==== Records provided ====

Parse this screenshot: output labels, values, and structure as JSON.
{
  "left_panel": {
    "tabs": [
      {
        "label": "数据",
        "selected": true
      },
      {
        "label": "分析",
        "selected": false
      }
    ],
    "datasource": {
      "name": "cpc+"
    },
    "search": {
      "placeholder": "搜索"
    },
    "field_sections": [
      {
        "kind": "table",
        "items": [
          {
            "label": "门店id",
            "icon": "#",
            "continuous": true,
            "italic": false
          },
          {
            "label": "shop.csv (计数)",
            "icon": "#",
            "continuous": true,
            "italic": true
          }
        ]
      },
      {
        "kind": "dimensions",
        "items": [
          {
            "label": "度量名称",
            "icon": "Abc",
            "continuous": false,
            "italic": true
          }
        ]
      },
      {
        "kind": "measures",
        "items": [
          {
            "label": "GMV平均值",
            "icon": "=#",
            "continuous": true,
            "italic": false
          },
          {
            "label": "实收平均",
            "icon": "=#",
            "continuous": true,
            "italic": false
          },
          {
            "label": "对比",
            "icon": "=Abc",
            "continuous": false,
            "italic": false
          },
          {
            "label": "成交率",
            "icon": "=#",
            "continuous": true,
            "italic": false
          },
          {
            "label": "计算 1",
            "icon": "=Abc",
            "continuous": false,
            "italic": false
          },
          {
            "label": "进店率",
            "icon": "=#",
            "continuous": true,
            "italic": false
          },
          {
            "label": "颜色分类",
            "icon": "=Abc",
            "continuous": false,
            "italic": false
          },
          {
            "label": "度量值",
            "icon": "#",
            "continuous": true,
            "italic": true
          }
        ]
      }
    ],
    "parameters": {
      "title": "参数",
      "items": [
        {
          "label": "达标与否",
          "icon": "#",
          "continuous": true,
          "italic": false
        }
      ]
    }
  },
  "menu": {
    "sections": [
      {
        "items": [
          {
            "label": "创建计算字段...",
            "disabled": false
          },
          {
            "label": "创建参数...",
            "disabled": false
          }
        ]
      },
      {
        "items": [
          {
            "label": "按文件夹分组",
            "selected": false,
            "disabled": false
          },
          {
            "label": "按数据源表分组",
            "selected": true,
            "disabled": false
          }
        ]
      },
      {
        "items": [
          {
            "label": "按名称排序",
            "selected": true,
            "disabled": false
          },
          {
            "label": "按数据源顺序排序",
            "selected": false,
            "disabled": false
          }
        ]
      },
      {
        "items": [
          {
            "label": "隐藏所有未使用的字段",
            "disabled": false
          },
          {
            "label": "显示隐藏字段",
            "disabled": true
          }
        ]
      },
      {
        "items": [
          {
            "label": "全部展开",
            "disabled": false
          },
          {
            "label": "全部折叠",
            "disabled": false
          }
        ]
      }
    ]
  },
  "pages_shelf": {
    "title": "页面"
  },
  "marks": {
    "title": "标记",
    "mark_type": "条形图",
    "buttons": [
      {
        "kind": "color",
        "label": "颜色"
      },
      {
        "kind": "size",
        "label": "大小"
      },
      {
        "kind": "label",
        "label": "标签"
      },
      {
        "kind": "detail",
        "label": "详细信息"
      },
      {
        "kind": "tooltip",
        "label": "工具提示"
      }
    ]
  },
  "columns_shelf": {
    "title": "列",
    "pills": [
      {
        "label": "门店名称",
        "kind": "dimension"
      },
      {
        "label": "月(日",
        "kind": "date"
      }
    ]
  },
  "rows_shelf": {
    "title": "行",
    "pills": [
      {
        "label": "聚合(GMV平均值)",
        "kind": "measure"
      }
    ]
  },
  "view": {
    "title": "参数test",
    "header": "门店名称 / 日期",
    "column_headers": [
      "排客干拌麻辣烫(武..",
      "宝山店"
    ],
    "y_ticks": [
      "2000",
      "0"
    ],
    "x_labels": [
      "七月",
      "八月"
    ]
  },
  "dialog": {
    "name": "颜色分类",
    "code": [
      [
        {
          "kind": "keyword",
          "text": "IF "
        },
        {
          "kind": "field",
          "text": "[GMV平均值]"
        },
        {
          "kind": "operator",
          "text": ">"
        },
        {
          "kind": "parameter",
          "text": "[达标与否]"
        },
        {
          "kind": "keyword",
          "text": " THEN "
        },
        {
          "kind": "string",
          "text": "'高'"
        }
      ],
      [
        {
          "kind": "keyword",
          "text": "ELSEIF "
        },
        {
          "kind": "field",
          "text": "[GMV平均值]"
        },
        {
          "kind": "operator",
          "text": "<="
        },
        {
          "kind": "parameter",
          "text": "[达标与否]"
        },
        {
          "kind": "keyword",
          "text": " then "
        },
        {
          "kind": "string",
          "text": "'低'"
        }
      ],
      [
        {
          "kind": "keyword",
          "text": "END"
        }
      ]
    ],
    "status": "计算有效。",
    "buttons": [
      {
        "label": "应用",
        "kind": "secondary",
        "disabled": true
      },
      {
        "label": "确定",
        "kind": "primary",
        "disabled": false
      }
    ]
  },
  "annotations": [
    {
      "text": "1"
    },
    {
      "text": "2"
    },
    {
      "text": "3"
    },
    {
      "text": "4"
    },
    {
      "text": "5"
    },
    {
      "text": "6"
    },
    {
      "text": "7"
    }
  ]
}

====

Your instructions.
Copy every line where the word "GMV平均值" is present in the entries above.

Task answer.
            "label": "GMV平均值",
        "label": "聚合(GMV平均值)",
          "text": "[GMV平均值]"
          "text": "[GMV平均值]"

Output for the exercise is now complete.